Big Lake’s persona is slowly changing. The trickle of decline is beginning to affect the character of the community many seek to celebrate and preserve.
When is the best time to properly influence the decisions that affect us? Shouldn’t we begin to do so now and learn with small, methodic steps before we face major economic and development decisions of the future like a new port, road expansion and commerce? If 134 communities in Alaska had the wherewithal to incorporate, and the majority successfully, isn’t it reasonable to assume Big Lake can too.
Don’t be misguided by the fear mongering and confusion sown by the anti crowd shouting: “We can’t.”
Making Big Lake a new, cohesive city is no longer a question of “IF” we can afford to, but rather “WHEN?”
The time is now to incorporate Big Lake.
Questions you may want answers to before you vote on Big Lake becoming a City.
By Butch Moore
The petitioners in favor of Big Lake becoming “A City” have done so on the basis that the Mat-Su Borough (MSB) is not giving us value for the Road Taxes we pay. They say, “We are paying $1.3 million in road taxes, but only get $600,000 in maintenance and we think we can do it better and for less cost”. NOT TRUE! HERE ARE THE BIG LAKE FACTS!
Roads Only: Actual 2015 Big Lake RSA #21 costs provided by the MSB.
1. How much did Big Lake (WE) pay the Mat-Su Borough in road taxes? $1,242,959
2. What was the Mat-Su Borough’s administrative cost to Big Lake? **$164,309
3. How much in road services did the Mat-Su Borough provide to Big Lake? $741,797
4. What was left over for the Big Lake Capital Road Improvements (CIP) budget? $337,150
5. How much did we receive from the MSB CIP budget in capital improvements? *$1,136,326
6. Total 2015 road value provided by the MSB? $2,379,852
Big Lake City Petitioners (BLCP’s) proposed Budget from their “Schedule D”
1. What is the Big Lake City Petitioners administrative cost to us? **$503,272
2. How much budgeted in road services will the Big Lake City Petitioner provide? ***$600,000
3. $150,000+/- in un-budgeted maintenance (See below) $150,000
4. Total estimated road value provided by Big Lake Petitioners $1,253,272
*Capital Road Improvements are MSB funds and Grants the MSB acquired for Big Lake-Not taxes we/Big Lake paid.
** The proposed Big Lake City administration cost is 3 times the MSB’s cost.
***The road maintenance budget provided by the Petitioner was only $600,000. Nowhere in its budget are the required supplies of sand, calcium chloride, culvert thawing, street signs, etc. The $150,000 for critical services was left out of the budget and submitted to the Local Boundary Commission.
The City’s NEW budget to take over only the “roads” leaves $0.00 for capital improvements and other services.
Did you read your ballot? You are not just voting on roads!
Ballot Measure #2 Property Tax Question, “Shall the City of Big Lake be authorized to levy a 3.09 mil property tax?
1) The Big Lake Roads RSA #21 tax, and 2) The non-area wide property tax for economic development, library, and animal control.
If you vote yes on the ballot, you are voting for the new City of Big Lake to take over control of not just the roads, but also the library, animal control, economic development and other services currently provided by the Borough.
Missing budget items: operating capital, round-a-bout, library, animal control and economic development, all of which are not in the Petitioners’ proposed budget.
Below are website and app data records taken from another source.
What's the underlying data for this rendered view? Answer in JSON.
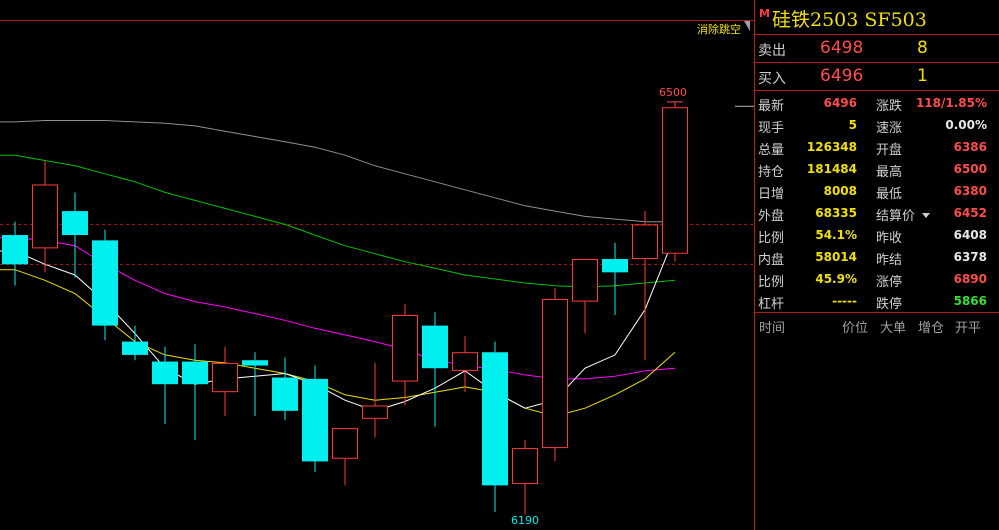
{
  "toolbar": {
    "gap_label": "消除跳空"
  },
  "contract": {
    "m_badge": "M",
    "title": "硅铁2503  SF503"
  },
  "quote": {
    "ask_label": "卖出",
    "ask_price": "6498",
    "ask_vol": "8",
    "bid_label": "买入",
    "bid_price": "6496",
    "bid_vol": "1"
  },
  "stats": {
    "left": [
      {
        "label": "最新",
        "value": "6496",
        "color": "red"
      },
      {
        "label": "现手",
        "value": "5",
        "color": "yellow"
      },
      {
        "label": "总量",
        "value": "126348",
        "color": "yellow"
      },
      {
        "label": "持仓",
        "value": "181484",
        "color": "yellow"
      },
      {
        "label": "日增",
        "value": "8008",
        "color": "yellow"
      },
      {
        "label": "外盘",
        "value": "68335",
        "color": "yellow"
      },
      {
        "label": "比例",
        "value": "54.1%",
        "color": "yellow"
      },
      {
        "label": "内盘",
        "value": "58014",
        "color": "yellow"
      },
      {
        "label": "比例",
        "value": "45.9%",
        "color": "yellow"
      },
      {
        "label": "杠杆",
        "value": "-----",
        "color": "yellow"
      }
    ],
    "right": [
      {
        "label": "涨跌",
        "value": "118/1.85%",
        "color": "red"
      },
      {
        "label": "速涨",
        "value": "0.00%",
        "color": "white"
      },
      {
        "label": "开盘",
        "value": "6386",
        "color": "red"
      },
      {
        "label": "最高",
        "value": "6500",
        "color": "red"
      },
      {
        "label": "最低",
        "value": "6380",
        "color": "red"
      },
      {
        "label": "结算价",
        "value": "6452",
        "color": "red"
      },
      {
        "label": "昨收",
        "value": "6408",
        "color": "white"
      },
      {
        "label": "昨结",
        "value": "6378",
        "color": "white"
      },
      {
        "label": "涨停",
        "value": "6890",
        "color": "red"
      },
      {
        "label": "跌停",
        "value": "5866",
        "color": "green"
      }
    ]
  },
  "ticks_header": {
    "time": "时间",
    "price": "价位",
    "big": "大单",
    "oi_change": "增仓",
    "open_close": "开平"
  },
  "colors": {
    "up": "#ff3b3b",
    "down": "#00f0f0",
    "grid": "#b21c1c",
    "ma5": "#ffffff",
    "ma10": "#f0e000",
    "ma20": "#ff00ff",
    "ma40": "#00c000",
    "ma60": "#909090"
  },
  "chart_labels": {
    "high_label": "6500",
    "low_label": "6190"
  },
  "chart_data": {
    "type": "candlestick",
    "ylim": [
      6180,
      6560
    ],
    "reference_lines": [
      6408,
      6378
    ],
    "candles": [
      {
        "o": 6400,
        "h": 6410,
        "l": 6362,
        "c": 6378
      },
      {
        "o": 6390,
        "h": 6456,
        "l": 6372,
        "c": 6438
      },
      {
        "o": 6418,
        "h": 6432,
        "l": 6368,
        "c": 6400
      },
      {
        "o": 6396,
        "h": 6404,
        "l": 6321,
        "c": 6332
      },
      {
        "o": 6320,
        "h": 6332,
        "l": 6306,
        "c": 6310
      },
      {
        "o": 6305,
        "h": 6316,
        "l": 6258,
        "c": 6288
      },
      {
        "o": 6305,
        "h": 6318,
        "l": 6246,
        "c": 6288
      },
      {
        "o": 6282,
        "h": 6316,
        "l": 6264,
        "c": 6304
      },
      {
        "o": 6306,
        "h": 6312,
        "l": 6264,
        "c": 6302
      },
      {
        "o": 6293,
        "h": 6308,
        "l": 6261,
        "c": 6268
      },
      {
        "o": 6292,
        "h": 6302,
        "l": 6222,
        "c": 6230
      },
      {
        "o": 6232,
        "h": 6252,
        "l": 6212,
        "c": 6255
      },
      {
        "o": 6262,
        "h": 6304,
        "l": 6248,
        "c": 6272
      },
      {
        "o": 6290,
        "h": 6348,
        "l": 6272,
        "c": 6340
      },
      {
        "o": 6332,
        "h": 6342,
        "l": 6256,
        "c": 6300
      },
      {
        "o": 6298,
        "h": 6324,
        "l": 6282,
        "c": 6312
      },
      {
        "o": 6312,
        "h": 6320,
        "l": 6192,
        "c": 6212
      },
      {
        "o": 6213,
        "h": 6246,
        "l": 6190,
        "c": 6240
      },
      {
        "o": 6240,
        "h": 6360,
        "l": 6230,
        "c": 6352
      },
      {
        "o": 6350,
        "h": 6378,
        "l": 6326,
        "c": 6382
      },
      {
        "o": 6382,
        "h": 6394,
        "l": 6340,
        "c": 6372
      },
      {
        "o": 6382,
        "h": 6418,
        "l": 6306,
        "c": 6408
      },
      {
        "o": 6386,
        "h": 6500,
        "l": 6380,
        "c": 6496
      }
    ],
    "ma": {
      "ma5": [
        6388,
        6378,
        6370,
        6350,
        6326,
        6300,
        6288,
        6292,
        6294,
        6296,
        6288,
        6276,
        6268,
        6275,
        6285,
        6298,
        6282,
        6270,
        6276,
        6300,
        6310,
        6344,
        6400
      ],
      "ma10": [
        6374,
        6366,
        6356,
        6338,
        6320,
        6310,
        6306,
        6304,
        6300,
        6296,
        6290,
        6280,
        6276,
        6278,
        6282,
        6286,
        6282,
        6270,
        6264,
        6270,
        6280,
        6292,
        6312
      ],
      "ma20": [
        6398,
        6396,
        6392,
        6378,
        6366,
        6356,
        6350,
        6346,
        6341,
        6336,
        6330,
        6325,
        6320,
        6314,
        6306,
        6302,
        6299,
        6295,
        6292,
        6292,
        6294,
        6298,
        6300
      ],
      "ma40": [
        6460,
        6456,
        6452,
        6446,
        6440,
        6432,
        6426,
        6420,
        6414,
        6408,
        6400,
        6392,
        6386,
        6380,
        6375,
        6370,
        6367,
        6364,
        6362,
        6361,
        6362,
        6364,
        6366
      ],
      "ma60": [
        6485,
        6486,
        6486,
        6486,
        6485,
        6484,
        6482,
        6478,
        6474,
        6470,
        6466,
        6460,
        6452,
        6446,
        6440,
        6434,
        6428,
        6422,
        6418,
        6414,
        6412,
        6410,
        6410
      ]
    }
  }
}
Taxes are collected for the previous year, so there will be a bank loan, including “points and interest” that could cost $50,000 – $100,000. The roundabout maintenance and lighting, after it is built, is estimated to cost around $35,000 per year. If the Mat-Su Borough’s new Assembly, with a reduced budget, does not vote to subsidize the library, Big lake will pay for it at about $400,000 per year. The taxes collected for the library is about $100,000: $400,000 – $100,000 = <$300,000>. None of these expenses are in the Petitioners’ proposed budget. Yes, that is correct; we now have a $385,000 to $435,000 deficit, we are in the hole and the Mat-Su Borough will not pay for and provide these services if we are a City. If Big Lake becomes a “City” our taxes will go up and our services will go down.
Why would we want to take over and pay more for services we have now, at a great value from the Mat-Su Borough?